  4. Guru ArjanDev: Guru Arjan, the third son of Guru Ram Das, and an esteemed scholar was born in 1563. He not only wrote the Sukhmani Sahib but was also the first Sikh guru to compile the AdiGranth or the Guru Granth Sahib where he also included the hymns of several saints of different faiths. He also established the Sri Darbar Sahib, now the Golden Temple, an epitome of universal faith symbolized by its four doors placed at four different directions and opened for all without discrimination. He was the first martyr in the history of the Sikhs.
  5. Guru HarGobind: Recognised as the “soldier saint,” Guru HarGovind was born in 1595 to Guru Arjan Dev. He prepared a small army, to curb the violence against the weaker sections and to protect the oppressed, thus laying the principles of Miri-Piri. He was the first to raise the sword and taught the importance of raising the sword in self-defence and the protection of the weak and of the religion. He at the age of 13 raised Sri Akal Takhat Sahib, ten feet above the ground.

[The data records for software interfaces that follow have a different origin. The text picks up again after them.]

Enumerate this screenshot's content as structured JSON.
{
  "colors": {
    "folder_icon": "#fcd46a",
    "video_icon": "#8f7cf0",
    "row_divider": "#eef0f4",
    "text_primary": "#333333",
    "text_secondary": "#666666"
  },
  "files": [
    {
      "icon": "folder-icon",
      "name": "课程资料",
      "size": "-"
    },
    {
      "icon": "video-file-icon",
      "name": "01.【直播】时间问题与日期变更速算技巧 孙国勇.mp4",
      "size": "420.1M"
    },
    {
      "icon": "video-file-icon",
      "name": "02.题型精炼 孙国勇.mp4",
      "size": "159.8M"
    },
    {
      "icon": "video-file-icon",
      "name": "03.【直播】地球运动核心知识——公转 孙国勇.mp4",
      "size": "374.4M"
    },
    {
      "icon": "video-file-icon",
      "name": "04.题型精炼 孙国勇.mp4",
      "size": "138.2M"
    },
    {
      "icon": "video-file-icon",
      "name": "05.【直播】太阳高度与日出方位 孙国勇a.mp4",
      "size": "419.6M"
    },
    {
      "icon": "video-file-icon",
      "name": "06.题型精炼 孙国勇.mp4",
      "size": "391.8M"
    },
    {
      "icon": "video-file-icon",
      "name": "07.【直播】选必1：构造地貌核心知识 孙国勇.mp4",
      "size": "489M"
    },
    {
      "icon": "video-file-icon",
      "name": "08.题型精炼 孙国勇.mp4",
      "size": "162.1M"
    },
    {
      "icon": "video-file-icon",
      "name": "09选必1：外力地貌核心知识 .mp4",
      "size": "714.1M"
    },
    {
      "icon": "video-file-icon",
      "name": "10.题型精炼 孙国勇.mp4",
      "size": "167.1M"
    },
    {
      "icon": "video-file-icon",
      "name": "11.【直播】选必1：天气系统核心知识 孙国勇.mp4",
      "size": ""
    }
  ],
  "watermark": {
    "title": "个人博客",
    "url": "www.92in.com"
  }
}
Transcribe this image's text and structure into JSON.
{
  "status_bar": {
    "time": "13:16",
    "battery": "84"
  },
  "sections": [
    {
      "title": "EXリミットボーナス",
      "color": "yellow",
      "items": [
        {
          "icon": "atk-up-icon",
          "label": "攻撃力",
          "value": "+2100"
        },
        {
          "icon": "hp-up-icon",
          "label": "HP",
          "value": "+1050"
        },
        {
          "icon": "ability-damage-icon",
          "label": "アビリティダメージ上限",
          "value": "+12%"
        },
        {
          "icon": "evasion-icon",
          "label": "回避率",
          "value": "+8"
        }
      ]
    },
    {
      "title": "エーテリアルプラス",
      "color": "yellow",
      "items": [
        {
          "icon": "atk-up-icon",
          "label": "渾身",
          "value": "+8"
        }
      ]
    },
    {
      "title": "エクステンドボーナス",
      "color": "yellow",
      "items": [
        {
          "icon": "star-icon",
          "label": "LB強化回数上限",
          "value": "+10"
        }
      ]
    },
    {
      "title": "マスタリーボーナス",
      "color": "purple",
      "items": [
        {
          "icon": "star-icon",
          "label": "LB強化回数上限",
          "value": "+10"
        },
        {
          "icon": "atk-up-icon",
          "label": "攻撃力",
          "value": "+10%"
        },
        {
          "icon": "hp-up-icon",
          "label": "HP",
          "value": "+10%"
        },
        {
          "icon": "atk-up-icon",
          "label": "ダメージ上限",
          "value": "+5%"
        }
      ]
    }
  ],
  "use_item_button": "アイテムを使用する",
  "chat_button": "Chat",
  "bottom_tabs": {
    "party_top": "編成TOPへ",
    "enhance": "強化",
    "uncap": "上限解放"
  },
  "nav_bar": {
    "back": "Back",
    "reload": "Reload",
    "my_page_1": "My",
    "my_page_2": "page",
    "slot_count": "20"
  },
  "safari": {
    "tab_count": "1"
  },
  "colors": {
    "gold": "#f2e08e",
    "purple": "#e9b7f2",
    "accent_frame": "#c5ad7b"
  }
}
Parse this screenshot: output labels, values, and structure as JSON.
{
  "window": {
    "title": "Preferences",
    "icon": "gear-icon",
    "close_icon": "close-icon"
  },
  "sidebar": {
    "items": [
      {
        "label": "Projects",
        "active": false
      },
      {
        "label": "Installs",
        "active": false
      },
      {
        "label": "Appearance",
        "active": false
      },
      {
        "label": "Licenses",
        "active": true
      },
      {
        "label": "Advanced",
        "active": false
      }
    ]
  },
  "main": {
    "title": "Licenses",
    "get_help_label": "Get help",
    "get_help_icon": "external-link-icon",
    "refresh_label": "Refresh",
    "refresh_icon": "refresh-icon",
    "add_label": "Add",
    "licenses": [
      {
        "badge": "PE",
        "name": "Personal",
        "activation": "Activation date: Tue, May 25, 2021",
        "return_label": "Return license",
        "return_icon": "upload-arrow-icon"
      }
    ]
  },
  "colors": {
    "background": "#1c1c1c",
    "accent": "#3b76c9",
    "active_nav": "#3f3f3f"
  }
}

  6. Guru HarRai: Born in 1630, he spent his life in worship and meditation of the almighty and propagating the philosophy of Guru Nanak. A peaceful man he never involved in any armed conflict but he always enhanced the warrior spirit of the Sikhs and dedicated his life towards spreading the message of God and nationalization.
  7. Guru HarKrishan: Youngest of the Sikh Gurus, Guru HarKrishan was born in 1656. At the age of five he with his knowledge and divine powers surprised the Brahmin Gurus. An epitome of service, purity and truth Guru HarKrishan devoted himself in the service and care of people suffering from an epidemic in Delhi regardless of their cast and creed. Impressed by his humanitarian deed the Muslim population gave him the title of BalaPir or child prophet.
  8. Guru TeghBahadur: Born in Amritsar in the year 1621 he dedicated his life to safeguard the Hindu religion, their sacred thread “Janaeu” and the “Tilak” and also built the Anandpur town. He believed every person was free to worship and so he sacrificed his life fighting for the religious and social rights of the oppressed Hindus.
  9. Guru Govind Singh: The tenth Guru of the Sikhs Guru Govind Singh ji was born in 1666 to Guru TeghBahadur. In 1699 he formed the Khalsa changing introducing a new saint-soldier ideology of the Sikhs and adorning them with the sacred five K's or symbols. He also endowed the Sikhs with a new title, i.e. “Singh (lion) or Kaur (princess)”.
  10. Guru Granth Sahib: On the 3 October 1708, the Guru Granth Sahib was appointed as the eleventh living guru of the Sikhs.Also known as the AdiGranth this holy doctrine of the Sikhs is the supreme spiritual authority and no ceremony is complete if performed in the absence of the Guru Granth Sahib. Written in Gurmukhi script it is the treasure-trove of verses and hymns spoken by the Sikh Gurus and saints of various other faiths.
Copyright © Society for the Confluence of Festivals in India (SCFI). All Rights Reserved